Seth Rogen and James Franco made a passably funny R-rated comedy, but you have to figure whatever “Freedom of Speech” medal we hang on their necks won’t get their phone calls returned the next time they set out to provoke — maybe a movie mocking Islam and its Prophet Muhammad, the last “threat of death” taboo in world culture.
The only participant in the making of the movie to pop out of this as a winner is Randall Park, whose hilarious, subtle and human portrait of The Dear Leader/Supreme Leader/Beloved Leader (who can keep track?) is the best thing in the movie.
But the winners were those small businesses, from Alamo Drafthouse to the Eisenhower 6 (Savannah), from Key West to Caribou, Twin Falls Idaho to Titusville, Fl. They said they’d show it, and did, and reaped rewards. These cinemas are not typically the biggest multiplex, the newest theater. They’re in markets that Regal, AMC and other big boys don’t bother with. Theaters like the Alamo and Plaza in Atlanta, Cinema Village in New York, the Fargo in Fargo, North Dakota, carry indie films, art cinema and foreign movies.
And they cleaned up Christmas Day. Some were equipped to cash in on this, such as the Sun Ray in Jacksonville (midnight showings Christmas Eve). Others just looked a gift horse square in the mouth and went about their business, not over-screening the film (showing it too many times on too big a screen), not hyping it. Just putting in on their website and letting the chips fall where they may.
Early reports say that “The Interview” earned over $1,000,000 on just 250-300 screens. Impressive. That’s more per screen than I would have expected it to earn on ten-15times that many screens, which would have been a normal opening, a $20-30 million weekend would have been a big win for Sony, even before the hack. But it wouldn’t have made nearly that much without all this buzz. It’s also huge on Youtube and the other streaming sites that released it VOD. But people who watched it at home were lazy and curious. They weren’t supporting the small businesses — indie theaters — under threat. They were padding the bottom line of a company that took a huge business hit but acted rather cravenly when its back was up against the wall.
Regal, AMC and Sony could learn from this experience. As shocking and costly as this was, and not really anything they could have anticipated, I was dismayed, start to finish, by Sony’s reaction to their corporate crisis, and by the lack of soul searching by media entities in gobbling up those “leaks” from the Sony data dump (Who exactly was the intermediary, I wonder? The facilitator of all this personal stuff getting to Gawker, Gannett and CBS?).
I even thought of Sony as I watched Universal’s Xmas Day release “Unbroken” last week. A movie about a WWII POW, it shows haggard, tortured Louis Zamperini in Japanese hands the day WWII ended.
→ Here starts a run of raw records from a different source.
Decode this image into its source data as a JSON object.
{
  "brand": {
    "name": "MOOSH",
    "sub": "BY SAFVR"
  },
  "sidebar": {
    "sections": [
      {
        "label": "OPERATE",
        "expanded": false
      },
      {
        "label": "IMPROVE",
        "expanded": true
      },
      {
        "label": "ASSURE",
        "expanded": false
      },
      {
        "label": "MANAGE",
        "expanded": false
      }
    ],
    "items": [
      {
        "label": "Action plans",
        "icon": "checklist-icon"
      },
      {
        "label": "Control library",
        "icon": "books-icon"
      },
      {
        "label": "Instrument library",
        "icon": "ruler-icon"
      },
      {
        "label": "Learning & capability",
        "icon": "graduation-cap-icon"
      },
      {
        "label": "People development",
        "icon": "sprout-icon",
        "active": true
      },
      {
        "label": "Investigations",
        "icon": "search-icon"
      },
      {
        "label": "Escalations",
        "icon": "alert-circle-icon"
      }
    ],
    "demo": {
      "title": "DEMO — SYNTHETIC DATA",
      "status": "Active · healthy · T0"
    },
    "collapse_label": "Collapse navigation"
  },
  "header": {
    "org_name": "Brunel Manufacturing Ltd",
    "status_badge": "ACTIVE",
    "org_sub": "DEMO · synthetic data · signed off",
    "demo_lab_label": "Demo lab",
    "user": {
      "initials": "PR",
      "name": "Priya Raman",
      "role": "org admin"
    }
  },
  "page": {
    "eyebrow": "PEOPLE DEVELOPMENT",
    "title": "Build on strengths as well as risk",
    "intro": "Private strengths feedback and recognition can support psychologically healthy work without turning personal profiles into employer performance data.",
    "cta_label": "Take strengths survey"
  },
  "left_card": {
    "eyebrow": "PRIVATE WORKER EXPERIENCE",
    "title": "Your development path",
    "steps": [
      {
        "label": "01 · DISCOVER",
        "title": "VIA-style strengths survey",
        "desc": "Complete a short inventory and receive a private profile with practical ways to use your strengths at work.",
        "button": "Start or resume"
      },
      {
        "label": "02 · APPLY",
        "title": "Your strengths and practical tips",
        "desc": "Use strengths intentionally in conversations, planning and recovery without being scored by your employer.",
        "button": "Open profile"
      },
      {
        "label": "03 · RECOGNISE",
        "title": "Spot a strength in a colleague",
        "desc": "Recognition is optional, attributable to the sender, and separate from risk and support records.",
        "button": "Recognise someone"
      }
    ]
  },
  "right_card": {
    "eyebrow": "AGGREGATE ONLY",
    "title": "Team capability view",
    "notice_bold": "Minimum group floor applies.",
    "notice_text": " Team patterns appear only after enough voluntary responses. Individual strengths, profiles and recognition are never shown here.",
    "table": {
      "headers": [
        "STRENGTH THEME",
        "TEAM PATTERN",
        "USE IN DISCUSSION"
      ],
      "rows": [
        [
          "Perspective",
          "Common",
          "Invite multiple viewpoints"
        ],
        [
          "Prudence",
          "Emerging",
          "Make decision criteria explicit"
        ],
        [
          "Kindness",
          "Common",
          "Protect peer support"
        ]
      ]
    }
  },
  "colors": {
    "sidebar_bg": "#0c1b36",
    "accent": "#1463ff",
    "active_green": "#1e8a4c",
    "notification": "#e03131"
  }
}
Not that the Japanese admitted they surrendered. No more than Japanese Sony Corp did just last week.
So if you see “The Interview,” and if you liked “This is The End,” you should, see it in a THEATER. They’re the ones who deserve your support.